By Will Flanders and Collin Roth
This week marks National School Choice Week, a celebration of education options. Across the country, state houses are packed with students, parents, teachers, and supporter of school choice. Wisconsin has a proud heritage when it comes to school choice – home to the very first private voucher program in the country.
Today there are more than 25 school voucher programs nationwide serving more than 180,000 students, and the growth of public charter schools has exploded, serving families in rural, suburban, and urban areas. Given this success, National School Choice Week is a great opportunity to recognize hard-fought victories, while keeping our eye on the important goal of expanding education opportunity for all.

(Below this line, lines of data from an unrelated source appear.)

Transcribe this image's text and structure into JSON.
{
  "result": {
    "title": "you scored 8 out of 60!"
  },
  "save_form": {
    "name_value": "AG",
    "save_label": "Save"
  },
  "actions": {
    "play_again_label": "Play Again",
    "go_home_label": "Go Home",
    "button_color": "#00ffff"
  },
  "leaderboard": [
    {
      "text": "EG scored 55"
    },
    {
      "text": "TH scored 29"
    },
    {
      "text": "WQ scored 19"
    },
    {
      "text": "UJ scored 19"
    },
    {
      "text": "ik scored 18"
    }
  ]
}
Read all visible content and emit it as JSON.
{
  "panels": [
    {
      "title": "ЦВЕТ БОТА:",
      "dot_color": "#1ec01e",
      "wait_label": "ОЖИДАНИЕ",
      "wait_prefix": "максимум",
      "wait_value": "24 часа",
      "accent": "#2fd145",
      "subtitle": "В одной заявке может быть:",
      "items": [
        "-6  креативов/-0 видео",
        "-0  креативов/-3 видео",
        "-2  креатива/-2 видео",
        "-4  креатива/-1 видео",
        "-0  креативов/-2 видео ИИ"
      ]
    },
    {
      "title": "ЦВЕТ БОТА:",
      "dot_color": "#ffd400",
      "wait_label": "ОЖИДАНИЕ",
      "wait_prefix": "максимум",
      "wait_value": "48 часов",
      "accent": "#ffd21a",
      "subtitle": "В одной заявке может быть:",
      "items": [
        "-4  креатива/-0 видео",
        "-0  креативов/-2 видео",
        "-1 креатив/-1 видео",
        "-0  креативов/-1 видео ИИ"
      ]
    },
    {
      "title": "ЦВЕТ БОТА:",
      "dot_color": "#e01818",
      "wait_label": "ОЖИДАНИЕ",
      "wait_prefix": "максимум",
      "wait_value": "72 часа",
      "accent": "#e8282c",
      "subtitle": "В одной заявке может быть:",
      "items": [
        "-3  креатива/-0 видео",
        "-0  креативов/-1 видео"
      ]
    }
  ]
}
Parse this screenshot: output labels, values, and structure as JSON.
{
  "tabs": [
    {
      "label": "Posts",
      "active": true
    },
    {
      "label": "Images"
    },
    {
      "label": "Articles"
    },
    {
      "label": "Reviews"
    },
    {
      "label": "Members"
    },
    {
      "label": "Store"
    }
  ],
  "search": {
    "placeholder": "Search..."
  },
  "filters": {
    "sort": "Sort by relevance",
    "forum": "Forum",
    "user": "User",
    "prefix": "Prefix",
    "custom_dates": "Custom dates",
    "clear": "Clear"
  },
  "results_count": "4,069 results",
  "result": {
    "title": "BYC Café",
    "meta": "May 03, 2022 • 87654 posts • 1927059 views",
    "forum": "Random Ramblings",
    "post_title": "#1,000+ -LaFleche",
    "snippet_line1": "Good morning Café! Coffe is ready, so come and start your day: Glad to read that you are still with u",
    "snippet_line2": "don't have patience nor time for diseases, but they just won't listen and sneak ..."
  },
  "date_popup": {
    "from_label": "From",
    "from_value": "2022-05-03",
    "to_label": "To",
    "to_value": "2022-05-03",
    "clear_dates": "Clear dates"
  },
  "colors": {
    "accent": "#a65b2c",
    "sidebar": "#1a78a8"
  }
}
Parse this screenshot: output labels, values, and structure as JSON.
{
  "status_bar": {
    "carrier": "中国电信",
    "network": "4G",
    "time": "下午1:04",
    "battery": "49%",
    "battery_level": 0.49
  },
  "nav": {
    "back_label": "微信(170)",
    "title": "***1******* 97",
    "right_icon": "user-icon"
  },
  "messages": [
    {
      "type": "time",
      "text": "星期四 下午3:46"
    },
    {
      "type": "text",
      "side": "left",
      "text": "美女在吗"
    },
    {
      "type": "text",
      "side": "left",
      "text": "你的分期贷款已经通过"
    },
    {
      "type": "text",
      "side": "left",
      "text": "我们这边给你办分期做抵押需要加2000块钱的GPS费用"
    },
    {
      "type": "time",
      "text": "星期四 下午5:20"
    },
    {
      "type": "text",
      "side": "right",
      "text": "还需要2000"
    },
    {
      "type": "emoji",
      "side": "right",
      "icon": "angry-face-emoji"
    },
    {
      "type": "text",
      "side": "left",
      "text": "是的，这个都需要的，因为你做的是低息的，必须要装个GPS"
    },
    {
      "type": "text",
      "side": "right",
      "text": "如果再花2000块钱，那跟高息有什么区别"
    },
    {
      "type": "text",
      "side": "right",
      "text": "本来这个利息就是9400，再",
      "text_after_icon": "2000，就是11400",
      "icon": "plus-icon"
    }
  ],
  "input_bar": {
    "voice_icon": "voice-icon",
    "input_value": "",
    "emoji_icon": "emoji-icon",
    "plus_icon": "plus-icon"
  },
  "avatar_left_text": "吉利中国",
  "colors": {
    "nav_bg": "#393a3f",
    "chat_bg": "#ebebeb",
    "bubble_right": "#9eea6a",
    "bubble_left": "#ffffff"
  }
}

Last year, WILL conducted the most comprehensive analysis of the academic performance of choice and charter schools in Milwaukee since the School Choice Demonstration Project (2006-2012). When a host of variables – including race, economic status, and school grade level—that have an impact on academic performance are taken into consideration, we found that proficiency rates were significantly higher for students exercising school choice. Non-instrumentality and independent charter schools outperformed their traditional public school peers by 8-10 percent. And those using a voucher were 4 percent higher in reading and 5 percent higher in math than their traditional public school peers.
Perhaps more important than academic success is the impact that school choice can have on the individual lives of students and families. Previous research has found that students who attend a private voucher school in Milwaukee are about 4 percent more likely to graduate from high school. Such students are also less likely to become involved in criminal activity, something that is of central importance to many in a city with high rates of incarceration and violent crime. This has a downstream, economic benefit to Wisconsin of about $500 million relative to if those students were stuck in the traditional public school system.
In addition, school choice provides valuable options to families with individual needs. These needs can range from seeking out a special curriculum or academic focus, to a fresh start for students troubled by bullies, to enabling families to find a safe and secure learning environment. School choice, ultimately, recognizes that one size does not fit all – and seeks to ensure that families of every race, income, and zip code have quality options.
Where do we go from here?
Wisconsin has been a leader in the school choice movement for more than two decades, but there is still a lot more that can be done to ensure that all Wisconsin families have access to the educational options that are best for them. For example, artificial limits on the growth of the Wisconsin Parental Choice Program (WPCP) remain in place. Only 2 percent of the students in a particular school district are allowed to enroll in choice schools through the WPCP, and that number is currently allowed to increase by only 1 percent per year. This may serve to limit the growth of the program and unfairly deny students the opportunity to attend the school they need because of a poor lottery draw.
Levelling the funding playing field for students in choice, charter, and public schools ought to be a priority for lawmakers going forward. While the amount varies by sector and school district, students attending a private voucher school or charter school receive more than $2,000 less per student than students in traditional public schools. Many quality schools struggle to make up this deficit, despite better academic performance. It is fundamentally unfair that a child is considered to be worth less simply because they make a different educational choice.
Finally, it is vital that Wisconsin remains on the forefront of reform, and Education Savings Accounts (ESAs) represent the next step forward. A recently proposed ESA for Wisconsin would allow gifted and talented students from low-income families to seek out the supplemental services they need to reach their full potential. WILL research has shown that there is a lack of support for gifted kids in Wisconsin, and this new ESA would represent a significant step forward for these families.
The Wisconsin legislature should keep these ideas in mind so that every week can be School Choice Week for all Wisconsin kids. You can see a one-page synopsis of school choice in Wisconsin here.